Fates and Furies

Lauren Groff

PUBLISHED 09.15.2015

READ
03.02.2019 – 03.02.2019

GENRE Fiction

It's all in the binge

For years, I saw this book at the bookstore, in varying stages of on sale, and heard about it or saw it on the bestsellers lists, best books lists, everywhere. It has an amazing book cover. The blurb wasn’t the most exciting thing I’ve ever read but it was intriguing enough. Yet every time I added it to my pile, when it came time to cut down on my way out, it got put to the side. 

Months later, it finally made the cut and I took the plunge. After all that waffling, all that buildup, my general reaction is “…okay!” It wasn’t extraordinary, it wasn’t bad, it was okay! I had heard from a friend who hadn’t finished that she was unimpressed and I understand why – if I was reading this in chunks rather than powering through the whole thing one Sunday, I might have lost patience in the first half as well. 

I hate when other people compare books to Gone Girl mostly because the comparisons are so often surface level, just an unreliable narrator or a general alignment with “chick noir” (ugh). (I know I just did this for The Darkest Secret – allow me this hypocrisy.) This, despite not being suspense and not featuring murder, had a sort of caesura halfway through just like Gone Girl where we realize Mathilde isn’t what she seemed, and it’s thrilling. The book finally comes alive with that turn, and suddenly it was good. (Another thing it’s extremely similar to is The Wife, down to the wife writing the stuff and not getting credit.)

This book does some things exceedingly well: it has some beautiful, chilling – if unsubtle – parallels between the two sections (both Lotto and Mathilde say they want to swallow each other whole, both the drama teacher and Mathilde use oral sex to shut Lotto up when he cries), plus a nice thread that runs along with Antigone, caged, like Mathilde is in her marriage. Lotto’s slow transition from suave charmer to total asshole is more subtle than one might expect, and fascinating, as is Mathilde’s reveal (in this way very different from Gone Girl, as it wasn’t meant to be explosive). The little lies that stubbornly reveal themselves are both heartbreaking and satisfying, as the myth of their marriage collapses. (It became obvious somewhere in the middle of Mathilde’s section, before she says it explicitly, that she did not say yes to his marriage proposal, but reading the scene where she tells the story still had an impact.)

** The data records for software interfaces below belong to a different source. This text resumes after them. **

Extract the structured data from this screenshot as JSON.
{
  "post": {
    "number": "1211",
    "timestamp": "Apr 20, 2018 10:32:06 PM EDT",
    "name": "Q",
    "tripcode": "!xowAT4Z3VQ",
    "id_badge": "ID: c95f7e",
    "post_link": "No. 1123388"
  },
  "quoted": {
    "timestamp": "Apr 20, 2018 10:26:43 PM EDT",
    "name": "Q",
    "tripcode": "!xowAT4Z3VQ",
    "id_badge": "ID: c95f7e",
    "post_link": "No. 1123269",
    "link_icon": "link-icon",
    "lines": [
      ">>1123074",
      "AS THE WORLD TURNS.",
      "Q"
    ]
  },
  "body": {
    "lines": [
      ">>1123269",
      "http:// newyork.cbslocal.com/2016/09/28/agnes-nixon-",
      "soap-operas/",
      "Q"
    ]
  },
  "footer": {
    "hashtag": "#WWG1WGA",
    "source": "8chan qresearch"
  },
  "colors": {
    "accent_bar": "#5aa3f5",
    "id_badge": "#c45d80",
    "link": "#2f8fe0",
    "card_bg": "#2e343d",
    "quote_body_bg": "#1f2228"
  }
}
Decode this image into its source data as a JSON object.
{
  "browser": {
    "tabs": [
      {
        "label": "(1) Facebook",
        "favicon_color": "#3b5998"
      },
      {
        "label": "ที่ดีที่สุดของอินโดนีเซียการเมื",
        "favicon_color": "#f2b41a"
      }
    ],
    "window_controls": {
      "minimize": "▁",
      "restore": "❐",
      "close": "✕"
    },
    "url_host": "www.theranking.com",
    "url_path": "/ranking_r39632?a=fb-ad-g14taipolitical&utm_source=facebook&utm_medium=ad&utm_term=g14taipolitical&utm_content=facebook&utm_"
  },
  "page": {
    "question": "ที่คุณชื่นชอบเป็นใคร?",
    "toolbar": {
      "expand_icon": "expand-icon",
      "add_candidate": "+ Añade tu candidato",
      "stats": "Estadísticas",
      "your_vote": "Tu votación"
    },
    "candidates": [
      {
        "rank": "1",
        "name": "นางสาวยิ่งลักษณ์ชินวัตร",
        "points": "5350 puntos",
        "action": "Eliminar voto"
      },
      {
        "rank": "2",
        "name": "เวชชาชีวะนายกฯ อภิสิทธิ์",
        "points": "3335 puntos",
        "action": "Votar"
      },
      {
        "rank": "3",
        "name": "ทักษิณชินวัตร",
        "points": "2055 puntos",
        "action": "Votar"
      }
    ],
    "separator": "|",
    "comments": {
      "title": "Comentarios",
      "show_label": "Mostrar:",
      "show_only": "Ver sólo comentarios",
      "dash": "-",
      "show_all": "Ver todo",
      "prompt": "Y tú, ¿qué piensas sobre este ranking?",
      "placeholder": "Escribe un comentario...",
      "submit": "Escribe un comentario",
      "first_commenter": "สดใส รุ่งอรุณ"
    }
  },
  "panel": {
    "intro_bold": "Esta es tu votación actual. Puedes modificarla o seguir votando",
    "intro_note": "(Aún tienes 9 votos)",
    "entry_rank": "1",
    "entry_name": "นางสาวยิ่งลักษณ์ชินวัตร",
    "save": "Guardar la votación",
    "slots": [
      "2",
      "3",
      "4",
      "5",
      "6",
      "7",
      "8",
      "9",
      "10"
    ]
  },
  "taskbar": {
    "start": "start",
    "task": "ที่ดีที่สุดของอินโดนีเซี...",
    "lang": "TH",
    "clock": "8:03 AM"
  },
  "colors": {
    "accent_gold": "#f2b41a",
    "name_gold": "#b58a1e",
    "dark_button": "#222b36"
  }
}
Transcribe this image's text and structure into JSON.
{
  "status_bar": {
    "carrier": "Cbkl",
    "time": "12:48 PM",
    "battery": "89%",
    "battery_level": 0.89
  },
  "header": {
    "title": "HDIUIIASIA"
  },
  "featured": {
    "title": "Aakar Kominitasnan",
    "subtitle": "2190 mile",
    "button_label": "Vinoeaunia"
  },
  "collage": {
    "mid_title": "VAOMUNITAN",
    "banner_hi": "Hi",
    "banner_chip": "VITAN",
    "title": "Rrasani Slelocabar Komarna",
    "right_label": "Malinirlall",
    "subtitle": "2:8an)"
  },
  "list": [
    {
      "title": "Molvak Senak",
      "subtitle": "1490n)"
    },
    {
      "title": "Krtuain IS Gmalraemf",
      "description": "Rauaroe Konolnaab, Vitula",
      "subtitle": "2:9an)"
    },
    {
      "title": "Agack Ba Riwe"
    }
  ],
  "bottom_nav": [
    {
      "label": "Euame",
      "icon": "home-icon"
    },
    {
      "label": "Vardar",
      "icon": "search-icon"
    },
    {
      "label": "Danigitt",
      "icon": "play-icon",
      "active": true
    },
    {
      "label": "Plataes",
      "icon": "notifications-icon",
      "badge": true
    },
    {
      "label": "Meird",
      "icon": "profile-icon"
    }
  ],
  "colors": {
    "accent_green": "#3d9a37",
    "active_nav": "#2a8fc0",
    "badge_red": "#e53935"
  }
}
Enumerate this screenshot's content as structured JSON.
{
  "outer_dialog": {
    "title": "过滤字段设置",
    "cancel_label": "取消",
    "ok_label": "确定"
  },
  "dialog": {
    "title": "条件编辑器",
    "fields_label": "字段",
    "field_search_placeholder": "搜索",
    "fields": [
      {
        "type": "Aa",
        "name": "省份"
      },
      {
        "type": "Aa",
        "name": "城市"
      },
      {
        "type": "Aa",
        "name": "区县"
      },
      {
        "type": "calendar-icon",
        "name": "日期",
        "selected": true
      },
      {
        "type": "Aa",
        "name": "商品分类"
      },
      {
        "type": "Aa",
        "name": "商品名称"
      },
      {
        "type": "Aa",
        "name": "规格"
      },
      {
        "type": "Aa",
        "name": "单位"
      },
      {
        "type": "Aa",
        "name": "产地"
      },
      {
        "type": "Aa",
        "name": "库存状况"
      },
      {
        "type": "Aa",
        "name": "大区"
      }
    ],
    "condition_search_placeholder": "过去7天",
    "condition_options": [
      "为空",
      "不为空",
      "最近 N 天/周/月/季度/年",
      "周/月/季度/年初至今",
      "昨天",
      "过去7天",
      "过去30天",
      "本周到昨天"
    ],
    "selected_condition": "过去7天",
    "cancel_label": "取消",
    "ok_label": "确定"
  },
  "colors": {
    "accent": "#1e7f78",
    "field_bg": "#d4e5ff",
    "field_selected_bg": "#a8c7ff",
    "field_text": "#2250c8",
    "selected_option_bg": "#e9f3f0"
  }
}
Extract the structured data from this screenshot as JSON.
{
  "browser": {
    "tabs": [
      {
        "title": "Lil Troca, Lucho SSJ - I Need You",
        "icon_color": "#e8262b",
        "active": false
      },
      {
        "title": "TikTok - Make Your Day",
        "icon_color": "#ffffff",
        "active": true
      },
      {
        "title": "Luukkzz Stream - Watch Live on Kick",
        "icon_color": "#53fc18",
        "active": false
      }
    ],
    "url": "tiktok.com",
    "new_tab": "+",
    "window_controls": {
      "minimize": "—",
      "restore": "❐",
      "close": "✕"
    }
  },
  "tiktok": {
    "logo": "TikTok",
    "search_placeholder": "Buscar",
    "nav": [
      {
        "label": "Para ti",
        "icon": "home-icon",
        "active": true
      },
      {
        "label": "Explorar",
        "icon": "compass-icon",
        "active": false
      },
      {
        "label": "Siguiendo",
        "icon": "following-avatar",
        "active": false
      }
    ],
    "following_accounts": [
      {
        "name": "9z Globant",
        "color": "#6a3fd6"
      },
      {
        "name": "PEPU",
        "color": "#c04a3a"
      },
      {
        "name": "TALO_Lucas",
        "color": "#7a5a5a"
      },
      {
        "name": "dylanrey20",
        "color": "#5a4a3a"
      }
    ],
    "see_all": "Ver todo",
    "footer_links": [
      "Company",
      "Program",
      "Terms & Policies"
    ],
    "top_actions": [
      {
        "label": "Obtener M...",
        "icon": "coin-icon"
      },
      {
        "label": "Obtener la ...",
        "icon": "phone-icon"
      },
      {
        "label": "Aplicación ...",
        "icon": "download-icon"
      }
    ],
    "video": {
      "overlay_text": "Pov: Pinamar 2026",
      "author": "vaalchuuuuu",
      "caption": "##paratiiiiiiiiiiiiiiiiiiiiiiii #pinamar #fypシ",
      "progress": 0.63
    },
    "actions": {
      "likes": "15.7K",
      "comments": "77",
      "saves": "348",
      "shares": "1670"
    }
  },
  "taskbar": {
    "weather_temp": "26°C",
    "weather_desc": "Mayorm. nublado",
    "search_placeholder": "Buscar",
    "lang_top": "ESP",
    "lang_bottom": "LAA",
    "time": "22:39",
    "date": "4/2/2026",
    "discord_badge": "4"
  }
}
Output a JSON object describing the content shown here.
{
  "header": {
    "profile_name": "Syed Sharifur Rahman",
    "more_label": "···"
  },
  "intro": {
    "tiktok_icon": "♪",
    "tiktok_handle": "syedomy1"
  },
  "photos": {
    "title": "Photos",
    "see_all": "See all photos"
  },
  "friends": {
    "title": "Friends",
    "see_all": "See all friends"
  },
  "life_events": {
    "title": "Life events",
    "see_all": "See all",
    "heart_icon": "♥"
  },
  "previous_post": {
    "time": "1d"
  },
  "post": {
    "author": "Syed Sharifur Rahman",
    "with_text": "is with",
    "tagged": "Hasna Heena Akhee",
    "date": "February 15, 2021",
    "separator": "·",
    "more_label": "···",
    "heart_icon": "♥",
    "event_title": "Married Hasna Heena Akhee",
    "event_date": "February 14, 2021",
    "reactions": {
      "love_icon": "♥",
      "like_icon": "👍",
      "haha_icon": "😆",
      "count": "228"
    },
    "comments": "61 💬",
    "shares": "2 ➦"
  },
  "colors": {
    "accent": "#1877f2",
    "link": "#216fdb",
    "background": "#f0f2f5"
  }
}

My enjoyment of it depended totally on the circumstances in which I read it.

There are some parts that are more troubling: is Groff suggesting that being raped by his drama teacher is what “caused him” to be not-straight? (He’s never labeled as anything so I don’t want to.) Is she honestly suggesting that his having sex with a lot of women means he’s, and I quote, “thoroughly straight?” Lotto’s sexuality isn’t the heart of the book per se but it matters enough that both of these deserved better answers. 

I know this book was some kind of literary sensation. Somehow reviews led me to believe that it was extremely ambitious, that it could have toppled or fallen apart but didn’t, whatever. That’s the part I really didn’t see. It’s a very good portrayal of marriage and lies in the end, but I’ve definitely read other good portrayals of marriage and lies, which often felt like they were trying a little less hard. I don’t think a book needs to be “ambitious” to be good – in fact, so many ambitious books do fall flat under the weight of their goal – but here I didn’t even see that.

What I keep coming back to is that my enjoyment of it depended totally on the circumstances in which I read it. That’s obviously part of the whole reading experience regardless of the book or the quality thereof – we can’t divorce what we feel about anything from how we experienced it – but it feels a little like telling someone “the show gets good after the first season.” By and large (with one major exception: watch STARZ’ Black Sails now available on Hulu) I don’t like telling people that. Or when I do, I understand that many people will say, fuck that, why should I slog through six hours to get to the good part. In the end, I happened to binge this book, as it were, but that doesn’t mean the slog was any better, just over faster than it would have been, and thus harder to notice.